Something I find quite interesting about human history are the examples of cultural consciousness that seems so strange to me today so as to be almost alien:
- The aztecs had the most gory of human sacrifice rituals to keep the sun revolving and prevent the world's end.
- In medieval times, oaths were so culturally strong, whole society and law codes could be written around them.
- In the 1970s, Khmer Rouge emptied the cities and towns of cambodia and killed people with glasses for showing signs of literacy in a fanatic "return to the roots" movements.
- For thousands of years, the pharaos of Egypt constructed enormous pyramids as launch platforms to the afterlife for themselves.
- For over four centuries, the city-state of Sparta cultivated a society built on a ruling caste/tribe that was focused almost exclusively on warfare, brutally governing a much larger subjugated tribe (the helots) that kepts the wheels turning.
- The Dutch East India Company - A multinational conglomerate that was its own pseudo-government, with an army, currency and trading arm.
- Whatever really happened on Easter Island, it was bound to be weird.
There are so many grandly weird, and often grim, possibilities for societal and cultural expressions that it boggles my mind that the human psyche can be so variegated. Most of which we will never even know about, as they were never written about - And fantasy is to me like a great vehicle for exploring that. It seems reductive to me to just task fantasy gaming to modern issues and then simply re-enact those with medieval clothes and magic.
Some of those possibilities do involve very little ambiguity. Sure, not all germans in 1944 were evil. But there was no ambiguity about the fact that if you met a nazi soldier on the battlefield, you could shoot him down knowing you had done so for a righteous cause.
So yes, perhaps there is a point also to having orcs as rampaging hordes with few shades of grey. I don't need all my fantasy cultural expressions to tick the "but back home they are just like you and me" box. The question for me is rather - What kind of setting assumption does having rampaging hordes enforce and does that fit the setting? For running a 1e "Savage Frontier" FR campaign, I would say it definitely has a place.
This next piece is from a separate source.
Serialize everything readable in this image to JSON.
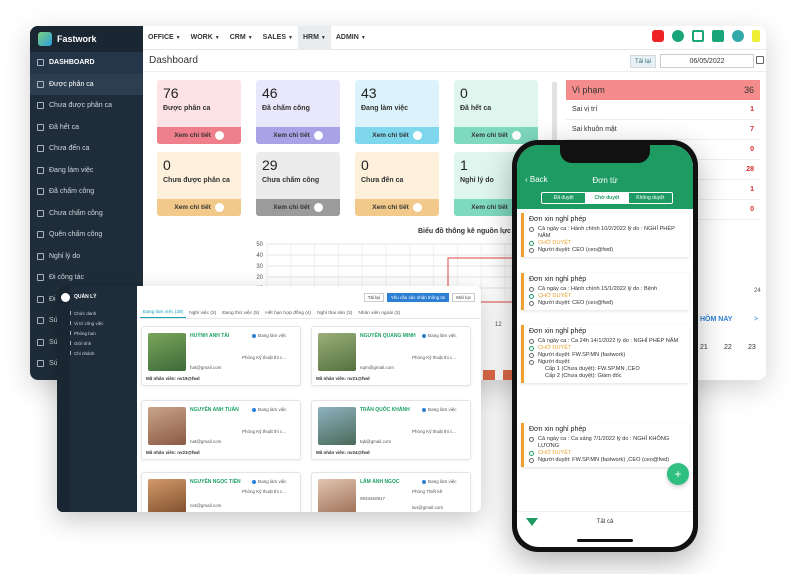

In similar vein, I prefer elves to be distinctly non-human in their psychology. I like the idea that where humans have a morality switch (that can span a wide spectrum) I see elves having an aesthetic switch instead. So yeah, maybe killing is undesirable. Because it is so gory. But that's a fundamentally inhuman approach to explore within the bounds of fantasy. That's how Paul Anderson's elves strike me as operating.
The times I've run through the "what's it like for the orcs?" scenarios in my head, I tend to end up in a worldview of them being in a somewhat similar place as the neanderthals were when on the verge of being wiped out by the homo sapiens. Pushed to the wilderness by the civilisation of mankind - and there having the numbers and inclination to fight back aggressively. Having a quite involved patron deity hammering the same themes over and over, as the shamanic cheerleader of all tribes, probably does a lot to reinforce the whole mentality.
Spartan councils decided if infants should live or die based on their apparent fitness for the warrior life. Orcs I am sure have even more brutal rituals to weed out whatever exceptions to their cruel life may appear. The net effect is an effectively 'evil' race, whether by cultural upbringing or genetics. I find the cultural upbringing more interesting to explore, but for the people being raided, the difference is presumably negligible.
As for orcs society 'back home', I tend to see it orc settlements as essentially slave-based. But unlike the vikings or spartans, they have no interest in their slaves procreating, or using them as trade, etc. They are to be used up until they die. Hence the regular need for raids.